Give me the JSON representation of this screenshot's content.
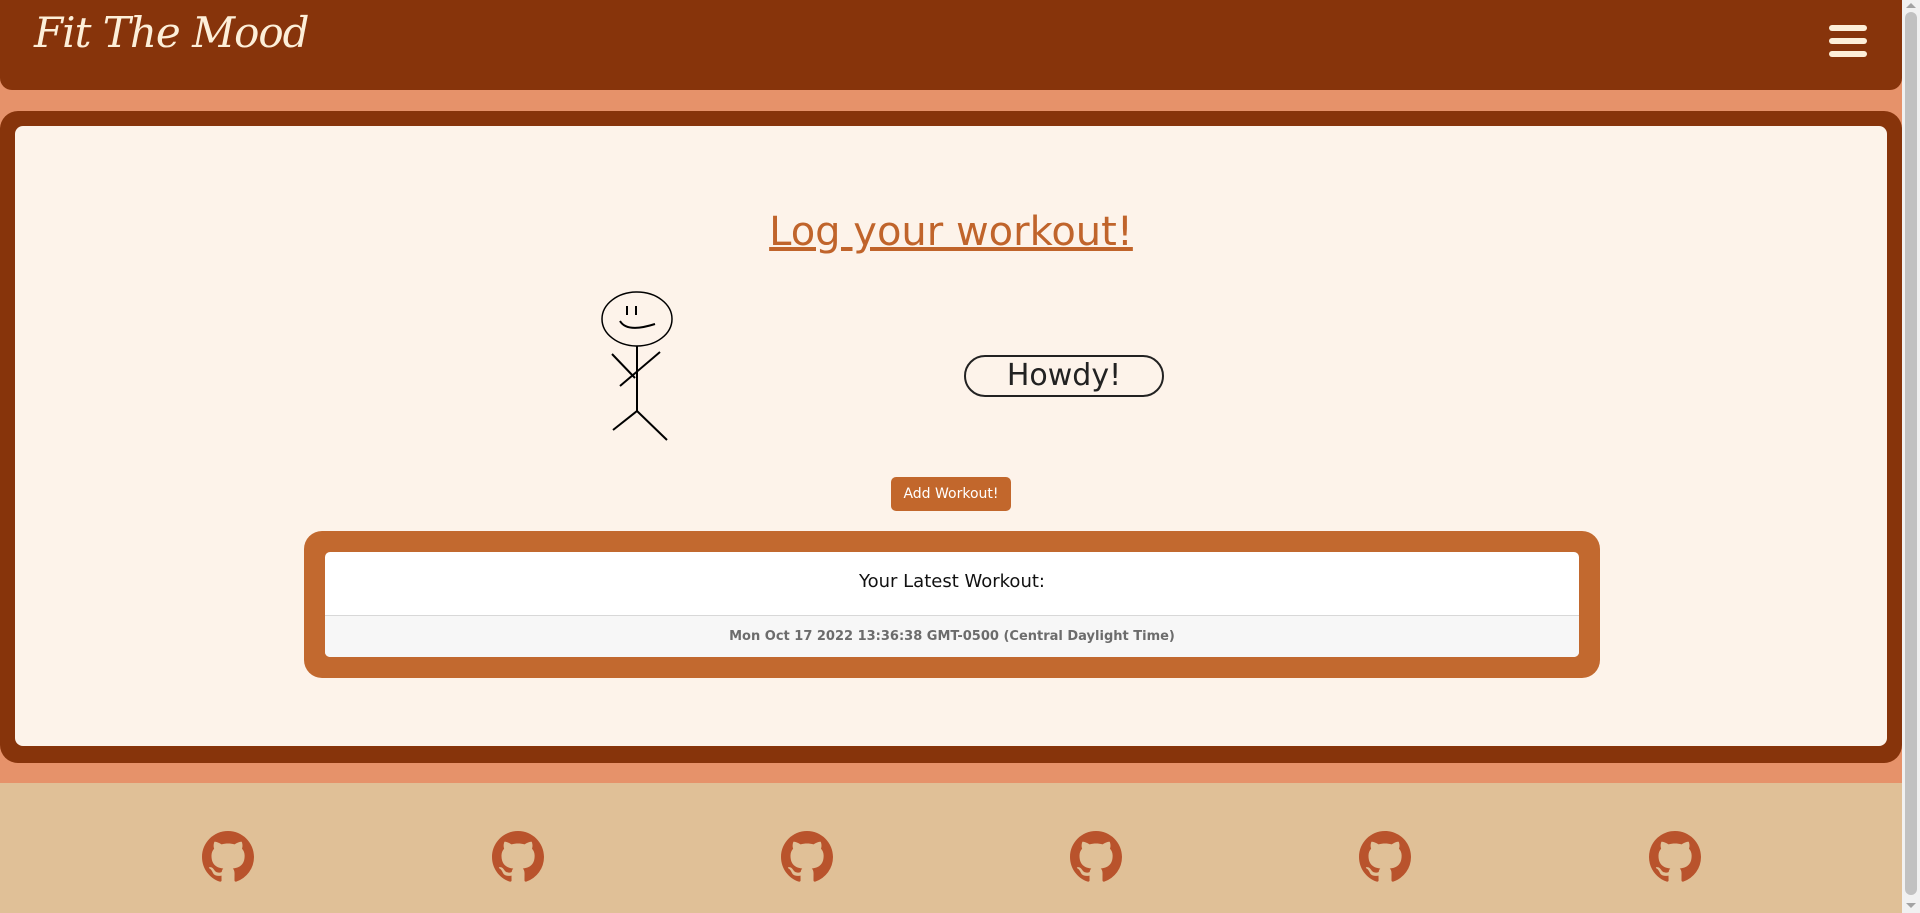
{
  "header": {
    "brand": "Fit The Mood",
    "menu_icon": "hamburger-menu-icon"
  },
  "main": {
    "title": "Log your workout!",
    "illustration_icon": "stick-figure-icon",
    "speech_bubble": "Howdy!",
    "add_button_label": "Add Workout!",
    "latest": {
      "heading": "Your Latest Workout:",
      "date": "Mon Oct 17 2022 13:36:38 GMT-0500 (Central Daylight Time)"
    }
  },
  "footer": {
    "links": [
      {
        "icon": "github-icon"
      },
      {
        "icon": "github-icon"
      },
      {
        "icon": "github-icon"
      },
      {
        "icon": "github-icon"
      },
      {
        "icon": "github-icon"
      },
      {
        "icon": "github-icon"
      }
    ]
  },
  "colors": {
    "header_bg": "#87340b",
    "page_bg": "#e6926a",
    "card_bg": "#fdf3ea",
    "accent": "#c2672c",
    "footer_bg": "#e0c097",
    "github_icon": "#b9532c"
  }
}
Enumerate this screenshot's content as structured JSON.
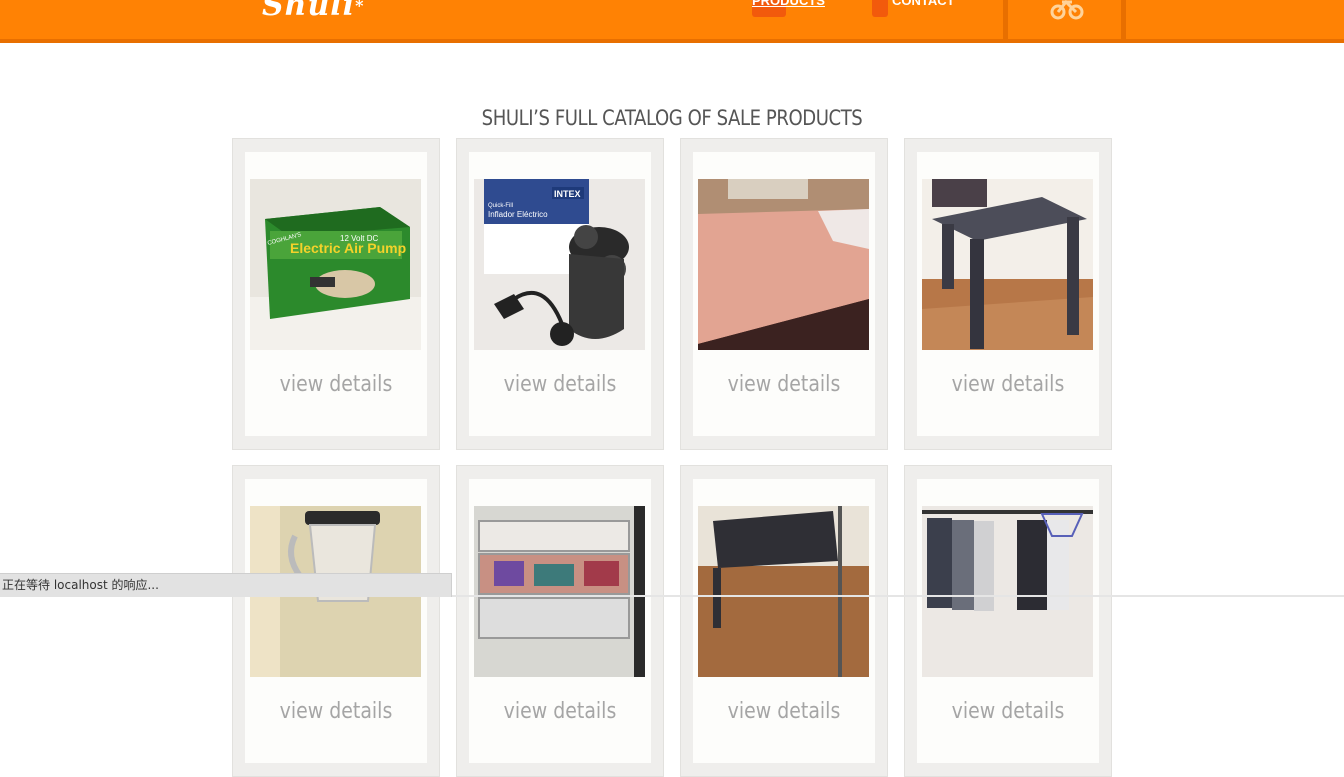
{
  "header": {
    "logo_text": "Shuli",
    "logo_mark": "*",
    "nav": [
      {
        "label": "Products",
        "icon": "cart-icon",
        "active": true
      },
      {
        "label": "Contact",
        "icon": "phone-icon",
        "active": false
      }
    ],
    "cart_icon": "bicycle-cart-icon",
    "colors": {
      "bar": "#ff8204",
      "bar_border": "#e86f00",
      "icon_accent": "#f25a0c"
    }
  },
  "page_title": "SHULI’S FULL CATALOG OF SALE PRODUCTS",
  "products": [
    {
      "image": "electric-air-pump-box",
      "box_title": "Electric Air Pump",
      "box_brand": "COGHLAN'S",
      "box_sub": "12 Volt DC",
      "link": "view details"
    },
    {
      "image": "intex-electric-pump",
      "box_title": "INTEX",
      "box_sub": "Inflador Eléctrico",
      "box_brand": "Quick-Fill",
      "link": "view details"
    },
    {
      "image": "bed-with-pink-sheet",
      "link": "view details"
    },
    {
      "image": "dark-side-table",
      "link": "view details"
    },
    {
      "image": "blender",
      "link": "view details"
    },
    {
      "image": "plastic-drawer-organizer",
      "link": "view details"
    },
    {
      "image": "black-chair",
      "link": "view details"
    },
    {
      "image": "clothes-rack",
      "link": "view details"
    }
  ],
  "status_bar": {
    "text": "正在等待 localhost 的响应..."
  }
}
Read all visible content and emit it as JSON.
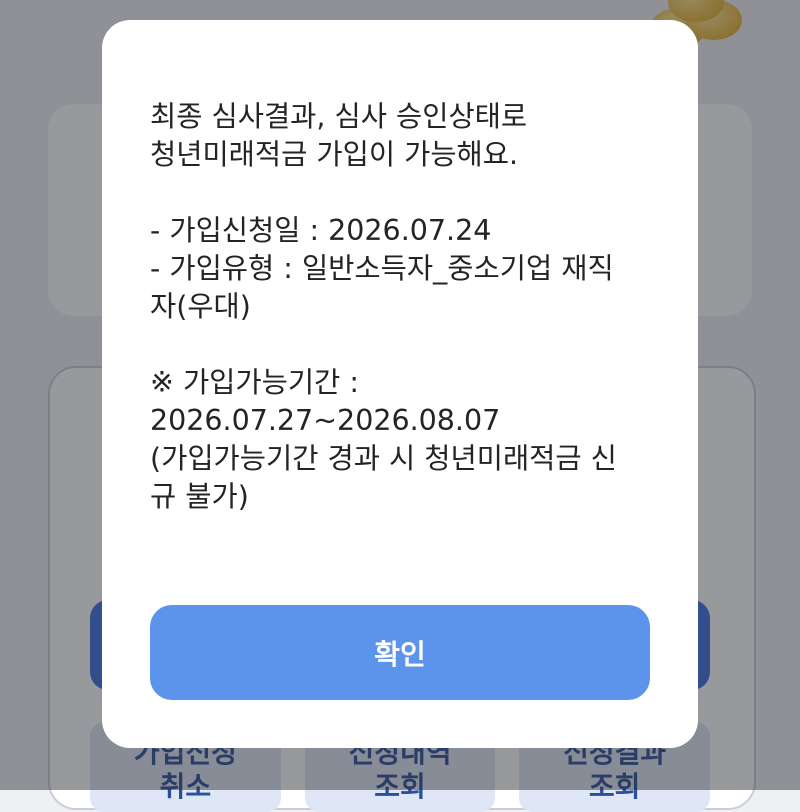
{
  "background": {
    "tiles": [
      {
        "line1": "가입신청",
        "line2": "취소"
      },
      {
        "line1": "신청내역",
        "line2": "조회"
      },
      {
        "line1": "신청결과",
        "line2": "조회"
      }
    ]
  },
  "dialog": {
    "message_lines": [
      "최종 심사결과, 심사 승인상태로",
      "청년미래적금 가입이 가능해요.",
      "",
      "- 가입신청일 : 2026.07.24",
      "- 가입유형 : 일반소득자_중소기업 재직",
      "자(우대)",
      "",
      "※ 가입가능기간 :",
      "2026.07.27~2026.08.07",
      "(가입가능기간 경과 시 청년미래적금 신",
      "규 불가)"
    ],
    "confirm_label": "확인"
  },
  "colors": {
    "confirm_button": "#5b94ea",
    "overlay": "#282a30",
    "text": "#222426"
  }
}
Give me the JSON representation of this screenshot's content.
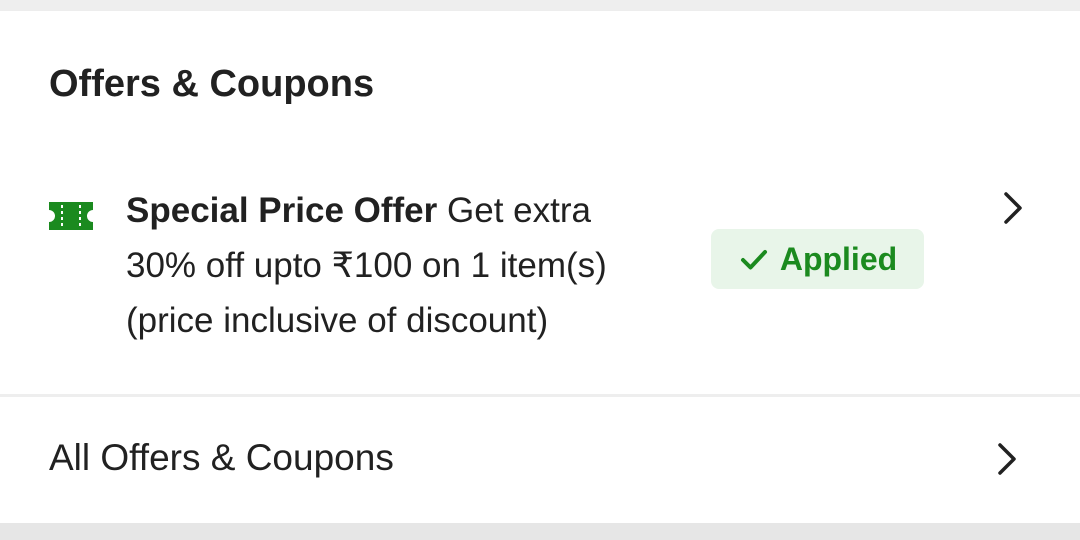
{
  "section": {
    "title": "Offers & Coupons"
  },
  "offer": {
    "title": "Special Price Offer",
    "description_line1_rest": "Get extra",
    "description_line2": "30% off upto  ₹100 on 1 item(s)",
    "description_line3": "(price inclusive of discount)",
    "icon": "ticket-icon",
    "status_label": "Applied",
    "status_icon": "check-icon",
    "status_color": "#1b8a1f",
    "status_bg": "#e8f5e9",
    "icon_color": "#1b8a1f"
  },
  "all_offers": {
    "label": "All Offers & Coupons"
  }
}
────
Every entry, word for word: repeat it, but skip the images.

Give me the JSON representation of this screenshot's content.
{
  "header": {
    "brand": "Fit The Mood",
    "menu_icon": "hamburger-menu-icon"
  },
  "main": {
    "title": "Log your workout!",
    "illustration_icon": "stick-figure-icon",
    "speech_bubble": "Howdy!",
    "add_button_label": "Add Workout!",
    "latest": {
      "heading": "Your Latest Workout:",
      "date": "Mon Oct 17 2022 13:36:38 GMT-0500 (Central Daylight Time)"
    }
  },
  "footer": {
    "links": [
      {
        "icon": "github-icon"
      },
      {
        "icon": "github-icon"
      },
      {
        "icon": "github-icon"
      },
      {
        "icon": "github-icon"
      },
      {
        "icon": "github-icon"
      },
      {
        "icon": "github-icon"
      }
    ]
  },
  "colors": {
    "header_bg": "#87340b",
    "page_bg": "#e6926a",
    "card_bg": "#fdf3ea",
    "accent": "#c2672c",
    "footer_bg": "#e0c097",
    "github_icon": "#b9532c"
  }
}
Enumerate this screenshot's content as structured JSON.
{
  "header": {
    "logo_text": "Shuli",
    "logo_mark": "*",
    "nav": [
      {
        "label": "Products",
        "icon": "cart-icon",
        "active": true
      },
      {
        "label": "Contact",
        "icon": "phone-icon",
        "active": false
      }
    ],
    "cart_icon": "bicycle-cart-icon",
    "colors": {
      "bar": "#ff8204",
      "bar_border": "#e86f00",
      "icon_accent": "#f25a0c"
    }
  },
  "page_title": "SHULI’S FULL CATALOG OF SALE PRODUCTS",
  "products": [
    {
      "image": "electric-air-pump-box",
      "box_title": "Electric Air Pump",
      "box_brand": "COGHLAN'S",
      "box_sub": "12 Volt DC",
      "link": "view details"
    },
    {
      "image": "intex-electric-pump",
      "box_title": "INTEX",
      "box_sub": "Inflador Eléctrico",
      "box_brand": "Quick-Fill",
      "link": "view details"
    },
    {
      "image": "bed-with-pink-sheet",
      "link": "view details"
    },
    {
      "image": "dark-side-table",
      "link": "view details"
    },
    {
      "image": "blender",
      "link": "view details"
    },
    {
      "image": "plastic-drawer-organizer",
      "link": "view details"
    },
    {
      "image": "black-chair",
      "link": "view details"
    },
    {
      "image": "clothes-rack",
      "link": "view details"
    }
  ],
  "status_bar": {
    "text": "正在等待 localhost 的响应..."
  }
}
Read all visible content and emit it as JSON.
{
  "background": {
    "tiles": [
      {
        "line1": "가입신청",
        "line2": "취소"
      },
      {
        "line1": "신청내역",
        "line2": "조회"
      },
      {
        "line1": "신청결과",
        "line2": "조회"
      }
    ]
  },
  "dialog": {
    "message_lines": [
      "최종 심사결과, 심사 승인상태로",
      "청년미래적금 가입이 가능해요.",
      "",
      "- 가입신청일 : 2026.07.24",
      "- 가입유형 : 일반소득자_중소기업 재직",
      "자(우대)",
      "",
      "※ 가입가능기간 :",
      "2026.07.27~2026.08.07",
      "(가입가능기간 경과 시 청년미래적금 신",
      "규 불가)"
    ],
    "confirm_label": "확인"
  },
  "colors": {
    "confirm_button": "#5b94ea",
    "overlay": "#282a30",
    "text": "#222426"
  }
}
Give me the JSON representation of this screenshot's content.
{
  "section": {
    "title": "Offers & Coupons"
  },
  "offer": {
    "title": "Special Price Offer",
    "description_line1_rest": "Get extra",
    "description_line2": "30% off upto  ₹100 on 1 item(s)",
    "description_line3": "(price inclusive of discount)",
    "icon": "ticket-icon",
    "status_label": "Applied",
    "status_icon": "check-icon",
    "status_color": "#1b8a1f",
    "status_bg": "#e8f5e9",
    "icon_color": "#1b8a1f"
  },
  "all_offers": {
    "label": "All Offers & Coupons"
  }
}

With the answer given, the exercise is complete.